Evangelist and temperance advocate Emma Molloy was already famous by the time she made the Missouri Ozarks her family home. A lecturer, writer, and newspaper publisher, she was a reformer of men and temperance was her vehicle for reform. Her devotion to the temperance cause was forged during her first marriage, to Louis Pradt, whose alcoholism eventually caused his death.
During the latter half of the nineteenth century, the temperance movement gave women a respectable outlet for public speaking and politics, and Emma achieved success and fame for her temperance work. Her work took her across the United States and to England and her travels were closely followed; some newspapers wrote of her with affection and others with contempt. Her work with the Women’s Christian Temperance Union (WCTU), the Good Templars, and numerous other temperance organizations made Emma both famous and infamous.
Emma moved to the Ozarks to establish a home for her family while she continued to travel and lecture.

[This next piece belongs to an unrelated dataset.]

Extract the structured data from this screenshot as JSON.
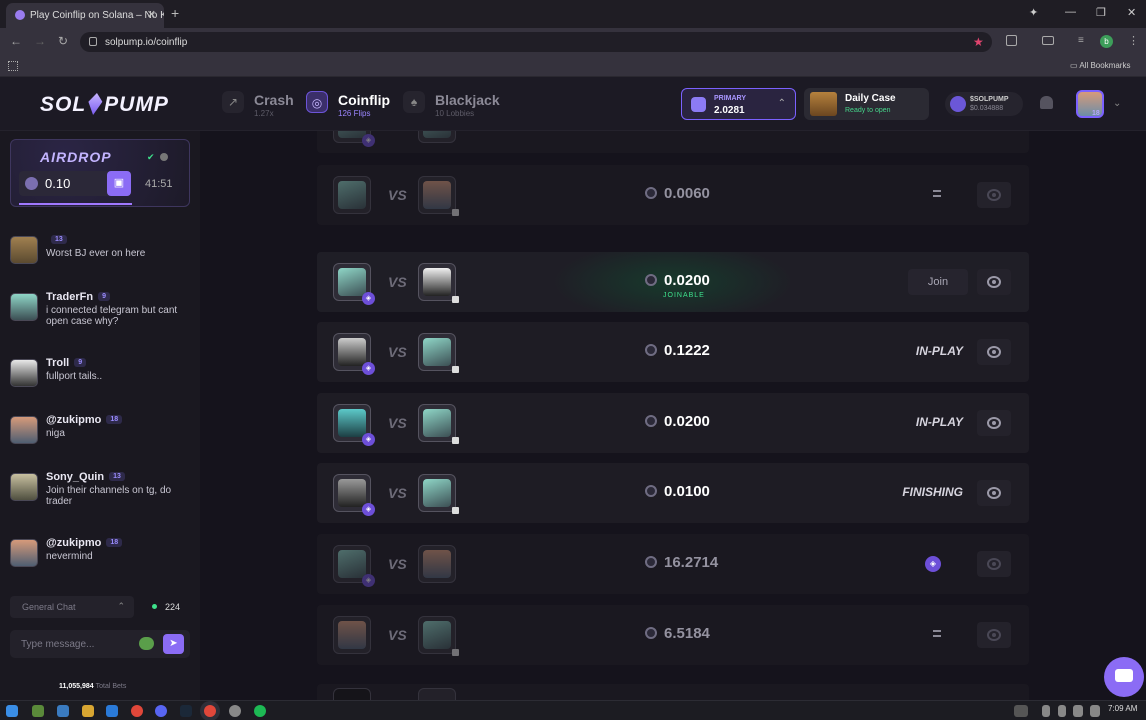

She spent much of her time away from home, trusting her farm manager, George Graham, to take care of her home and family. Her trust was misplaced and the result was the “Graham Tragedy,” so named when George’s missing wife Sarah was found dead on the Molloy farm. Emma’s relationship with George, as well as her status as a respected public figure, placed her at the center of a scandal from which she never fully recovered.
Emma was no stranger to scandal even before she made headlines for her role in the so-called “Graham Tragedy.” Along with the reports of her many successful lectures and revivals, accusations of impropriety with male colleagues followed her in newspapers for years. The accusations peaked during the Graham affair when she was charged with being an accessory to bigamy as well as an accessory to murder after the fact, charges she could never fully disprove.
Sinner and Savior: Emma Molloy and the Graham Murder, is available in paperback and ebook here.
Copyright © 2018 by Connie Yen